Story update May 4, 2020
Story update May 4, 2020
It’s not often that all of us face the same crisis at the same time, though obviously we’re all experiencing it in different ways. One thing that has changed for many of us is that we are spending significantly more time with our children. And while this does come with its own set of challenges, it’s important to remind ourselves that this is also a wonderful opportunity.
I wrote my grandmother’s obituary a few weeks ago. While it made me sad to know that she’s no longer with us, I was very proud of what she accomplished in her 96 years on this planet. And much of what I knew about her life I learned from interviewing her for her obituary.
How can you eat nutritious, affordable meals when the nearest grocery store is two miles away and you don’t have a car? That is the question that ate away at Shannon Dobbs during the 11 years he and wife Michelle owned a bar in downtown Reno.
As members of the downtown community, they watched friends and acquaintances who were downtown residents suffer without access to fresh, nutritious food — growing ill, getting chronic diseases and dying too young.
In our digital age, it can be difficult to remember to slow down and write handwritten notes or letters, let alone mail them. Do people even still have stamps lying around anymore?
While texting and emailing is easier, neither has quite the same effect. And because they happen so rarely, they’re even more valuable. There’s also the benefit of being edit-free, as being unable to edit does tend to reflect the more genuine and authentic you.
Here are just a few reasons to consider investing in cards, a pen and stamps.
The ‘Why’ of Handwritten Notes
A couple years ago, when my daughter turned 8, my husband and I held a birthday party for her in the backyard. We had invited about 15 or so kids, assuming about two-thirds of them would actually show up. Imagine our surprise when not only did every single invited guest arrive, but some brought siblings. And every one of them arrived with a present.
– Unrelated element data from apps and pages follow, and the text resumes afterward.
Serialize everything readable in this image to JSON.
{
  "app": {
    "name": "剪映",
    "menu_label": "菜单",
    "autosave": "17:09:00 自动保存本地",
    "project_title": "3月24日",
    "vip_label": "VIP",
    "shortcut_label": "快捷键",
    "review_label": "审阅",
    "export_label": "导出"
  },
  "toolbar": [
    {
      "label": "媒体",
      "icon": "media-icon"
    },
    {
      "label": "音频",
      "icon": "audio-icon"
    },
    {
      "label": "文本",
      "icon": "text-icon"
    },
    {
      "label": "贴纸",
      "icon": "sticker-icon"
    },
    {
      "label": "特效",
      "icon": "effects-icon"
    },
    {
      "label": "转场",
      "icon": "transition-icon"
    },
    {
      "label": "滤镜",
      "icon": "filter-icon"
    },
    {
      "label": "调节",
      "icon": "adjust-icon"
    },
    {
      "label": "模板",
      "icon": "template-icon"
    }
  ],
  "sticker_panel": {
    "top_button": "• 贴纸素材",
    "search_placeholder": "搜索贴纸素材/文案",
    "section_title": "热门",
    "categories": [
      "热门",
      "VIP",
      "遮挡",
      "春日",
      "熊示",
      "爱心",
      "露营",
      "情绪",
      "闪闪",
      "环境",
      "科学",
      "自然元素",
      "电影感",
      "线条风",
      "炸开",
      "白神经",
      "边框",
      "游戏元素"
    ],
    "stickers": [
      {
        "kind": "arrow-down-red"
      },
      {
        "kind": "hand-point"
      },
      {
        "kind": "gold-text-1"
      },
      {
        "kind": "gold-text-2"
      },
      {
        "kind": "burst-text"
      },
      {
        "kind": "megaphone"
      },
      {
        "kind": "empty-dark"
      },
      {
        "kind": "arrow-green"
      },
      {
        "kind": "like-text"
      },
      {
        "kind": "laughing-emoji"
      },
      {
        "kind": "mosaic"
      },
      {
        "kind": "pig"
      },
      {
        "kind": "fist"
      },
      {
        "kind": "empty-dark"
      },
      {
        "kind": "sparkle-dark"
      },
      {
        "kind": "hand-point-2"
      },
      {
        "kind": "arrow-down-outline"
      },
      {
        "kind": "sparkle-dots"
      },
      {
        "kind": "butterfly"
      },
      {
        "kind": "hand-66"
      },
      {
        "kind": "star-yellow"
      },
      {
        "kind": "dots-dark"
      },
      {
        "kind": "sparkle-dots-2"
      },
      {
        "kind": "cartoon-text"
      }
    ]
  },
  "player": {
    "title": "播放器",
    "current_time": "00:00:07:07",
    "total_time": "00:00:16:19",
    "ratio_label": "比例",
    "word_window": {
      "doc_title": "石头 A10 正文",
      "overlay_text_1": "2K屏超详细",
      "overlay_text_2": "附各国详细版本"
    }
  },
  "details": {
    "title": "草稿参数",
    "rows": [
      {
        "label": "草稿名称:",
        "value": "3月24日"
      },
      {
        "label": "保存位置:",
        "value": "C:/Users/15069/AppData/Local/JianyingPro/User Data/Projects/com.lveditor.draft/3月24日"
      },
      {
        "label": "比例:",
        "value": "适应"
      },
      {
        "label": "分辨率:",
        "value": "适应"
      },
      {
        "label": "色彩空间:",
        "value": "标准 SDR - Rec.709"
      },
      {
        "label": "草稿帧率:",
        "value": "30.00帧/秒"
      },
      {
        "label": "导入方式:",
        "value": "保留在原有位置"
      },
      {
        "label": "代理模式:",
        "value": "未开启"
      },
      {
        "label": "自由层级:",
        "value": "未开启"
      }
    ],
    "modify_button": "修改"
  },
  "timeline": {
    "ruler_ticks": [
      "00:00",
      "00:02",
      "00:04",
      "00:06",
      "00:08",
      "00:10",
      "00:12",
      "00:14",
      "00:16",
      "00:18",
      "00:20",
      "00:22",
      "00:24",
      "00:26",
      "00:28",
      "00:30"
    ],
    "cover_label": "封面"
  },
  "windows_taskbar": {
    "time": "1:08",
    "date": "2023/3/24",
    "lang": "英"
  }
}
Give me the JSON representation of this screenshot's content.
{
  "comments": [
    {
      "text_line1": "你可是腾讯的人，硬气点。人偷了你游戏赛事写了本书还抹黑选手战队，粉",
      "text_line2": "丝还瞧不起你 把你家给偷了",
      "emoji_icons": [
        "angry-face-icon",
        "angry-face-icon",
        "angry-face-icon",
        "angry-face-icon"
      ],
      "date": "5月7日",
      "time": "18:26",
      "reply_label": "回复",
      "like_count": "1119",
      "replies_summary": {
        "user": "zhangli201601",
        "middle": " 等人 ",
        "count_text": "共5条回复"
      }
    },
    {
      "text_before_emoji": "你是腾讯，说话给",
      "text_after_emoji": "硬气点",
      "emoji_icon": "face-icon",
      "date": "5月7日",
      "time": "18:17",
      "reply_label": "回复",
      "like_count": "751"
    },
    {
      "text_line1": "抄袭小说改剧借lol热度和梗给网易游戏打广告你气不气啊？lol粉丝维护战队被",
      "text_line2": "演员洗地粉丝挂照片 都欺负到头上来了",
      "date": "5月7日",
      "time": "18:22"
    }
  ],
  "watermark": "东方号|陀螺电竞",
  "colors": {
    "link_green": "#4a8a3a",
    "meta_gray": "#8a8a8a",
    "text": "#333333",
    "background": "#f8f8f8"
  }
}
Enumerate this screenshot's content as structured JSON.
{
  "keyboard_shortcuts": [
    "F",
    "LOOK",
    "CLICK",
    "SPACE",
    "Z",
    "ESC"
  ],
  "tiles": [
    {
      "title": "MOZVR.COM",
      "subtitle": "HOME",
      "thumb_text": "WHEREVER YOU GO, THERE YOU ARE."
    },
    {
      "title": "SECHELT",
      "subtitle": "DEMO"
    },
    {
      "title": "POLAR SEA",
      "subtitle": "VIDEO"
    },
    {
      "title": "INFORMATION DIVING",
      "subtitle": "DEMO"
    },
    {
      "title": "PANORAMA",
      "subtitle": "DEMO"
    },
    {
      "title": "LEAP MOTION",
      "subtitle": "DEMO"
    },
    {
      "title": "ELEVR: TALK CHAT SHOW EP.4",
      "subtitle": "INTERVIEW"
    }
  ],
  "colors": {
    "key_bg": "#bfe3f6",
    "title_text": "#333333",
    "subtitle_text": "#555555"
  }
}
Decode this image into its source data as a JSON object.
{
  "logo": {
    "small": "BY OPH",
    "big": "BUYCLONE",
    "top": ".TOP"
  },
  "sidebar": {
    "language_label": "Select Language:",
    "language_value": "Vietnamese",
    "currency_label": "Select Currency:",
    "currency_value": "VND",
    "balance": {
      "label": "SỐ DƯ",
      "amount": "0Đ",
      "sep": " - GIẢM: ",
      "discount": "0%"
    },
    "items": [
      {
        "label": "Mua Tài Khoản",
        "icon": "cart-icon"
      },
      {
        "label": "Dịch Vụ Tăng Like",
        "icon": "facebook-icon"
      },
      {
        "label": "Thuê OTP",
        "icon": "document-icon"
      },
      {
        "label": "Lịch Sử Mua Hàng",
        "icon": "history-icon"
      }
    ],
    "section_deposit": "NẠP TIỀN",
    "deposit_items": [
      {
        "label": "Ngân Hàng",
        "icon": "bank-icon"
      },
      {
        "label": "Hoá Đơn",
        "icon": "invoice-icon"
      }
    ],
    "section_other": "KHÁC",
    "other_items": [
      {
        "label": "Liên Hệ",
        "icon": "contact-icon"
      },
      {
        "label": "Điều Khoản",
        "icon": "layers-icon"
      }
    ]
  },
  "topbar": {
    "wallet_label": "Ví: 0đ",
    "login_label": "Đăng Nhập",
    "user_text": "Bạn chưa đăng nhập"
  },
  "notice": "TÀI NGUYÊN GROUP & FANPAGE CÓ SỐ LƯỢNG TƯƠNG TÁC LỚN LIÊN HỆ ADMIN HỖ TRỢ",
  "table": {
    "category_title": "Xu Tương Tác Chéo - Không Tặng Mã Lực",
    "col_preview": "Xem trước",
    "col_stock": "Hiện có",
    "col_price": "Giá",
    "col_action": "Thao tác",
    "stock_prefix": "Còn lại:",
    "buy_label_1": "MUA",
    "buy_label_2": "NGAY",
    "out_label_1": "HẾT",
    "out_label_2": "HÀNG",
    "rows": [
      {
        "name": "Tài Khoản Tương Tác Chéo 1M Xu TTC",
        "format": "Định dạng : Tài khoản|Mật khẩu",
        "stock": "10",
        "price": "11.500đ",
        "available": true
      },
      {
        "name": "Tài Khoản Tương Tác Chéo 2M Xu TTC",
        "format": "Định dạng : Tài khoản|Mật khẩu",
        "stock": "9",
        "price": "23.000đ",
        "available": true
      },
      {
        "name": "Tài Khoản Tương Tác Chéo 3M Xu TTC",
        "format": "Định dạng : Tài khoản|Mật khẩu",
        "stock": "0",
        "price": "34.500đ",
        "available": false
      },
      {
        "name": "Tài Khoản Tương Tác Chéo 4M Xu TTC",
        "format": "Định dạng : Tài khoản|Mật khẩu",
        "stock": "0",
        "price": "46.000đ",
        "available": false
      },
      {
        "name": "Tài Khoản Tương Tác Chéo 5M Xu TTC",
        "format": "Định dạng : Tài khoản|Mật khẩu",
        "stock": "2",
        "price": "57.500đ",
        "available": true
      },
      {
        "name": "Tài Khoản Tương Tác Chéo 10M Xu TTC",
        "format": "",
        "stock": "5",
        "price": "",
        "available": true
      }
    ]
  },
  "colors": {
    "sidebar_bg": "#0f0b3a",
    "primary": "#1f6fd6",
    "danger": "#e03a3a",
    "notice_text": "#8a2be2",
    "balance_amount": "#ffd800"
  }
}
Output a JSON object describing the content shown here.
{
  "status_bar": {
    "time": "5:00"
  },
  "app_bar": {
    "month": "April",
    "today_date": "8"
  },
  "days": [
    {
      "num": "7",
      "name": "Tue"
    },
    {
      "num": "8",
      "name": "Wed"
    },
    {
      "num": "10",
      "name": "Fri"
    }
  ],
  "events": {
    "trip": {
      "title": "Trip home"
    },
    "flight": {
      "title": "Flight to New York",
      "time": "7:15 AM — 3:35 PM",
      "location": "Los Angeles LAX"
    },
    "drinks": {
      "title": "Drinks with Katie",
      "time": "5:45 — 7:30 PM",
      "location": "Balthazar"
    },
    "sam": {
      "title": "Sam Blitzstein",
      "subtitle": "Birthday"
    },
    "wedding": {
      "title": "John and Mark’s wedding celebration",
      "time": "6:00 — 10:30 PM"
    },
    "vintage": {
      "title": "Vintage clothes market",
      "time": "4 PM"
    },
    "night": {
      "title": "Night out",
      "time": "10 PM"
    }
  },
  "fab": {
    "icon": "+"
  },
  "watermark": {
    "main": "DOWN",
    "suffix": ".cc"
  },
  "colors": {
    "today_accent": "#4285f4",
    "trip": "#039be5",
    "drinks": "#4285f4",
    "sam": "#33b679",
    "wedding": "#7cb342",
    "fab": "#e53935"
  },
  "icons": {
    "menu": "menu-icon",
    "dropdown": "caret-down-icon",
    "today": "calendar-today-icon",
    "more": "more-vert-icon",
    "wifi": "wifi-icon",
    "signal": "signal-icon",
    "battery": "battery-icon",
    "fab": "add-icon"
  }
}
Though the holidays should be focused on love, faith, family and togetherness, they can be quite stressful when we feel compelled to find perfect gifts for every person on a long list.
With holiday retail advertisements blasting from every corner and shopping in full swing, we thought it was a good time to look at the creative and positive ways people in our community show their appreciation for loved ones during the holidays.
Sarah Horsman-Ploeger originally got involved with the Down Syndrome Network of Northern Nevada (DSNNN) eight years ago through her job at The Continuum, where she works with families of infants and toddlers with developmental delays.
Parenting can be difficult under the best of circumstances. But it becomes infinitely harder when you didn’t have a parent around to model those skills for you, you have a challenging relationship with the other parent, you become a parent earlier than you were planning or you experience any of the various complications that go along with being part of a family.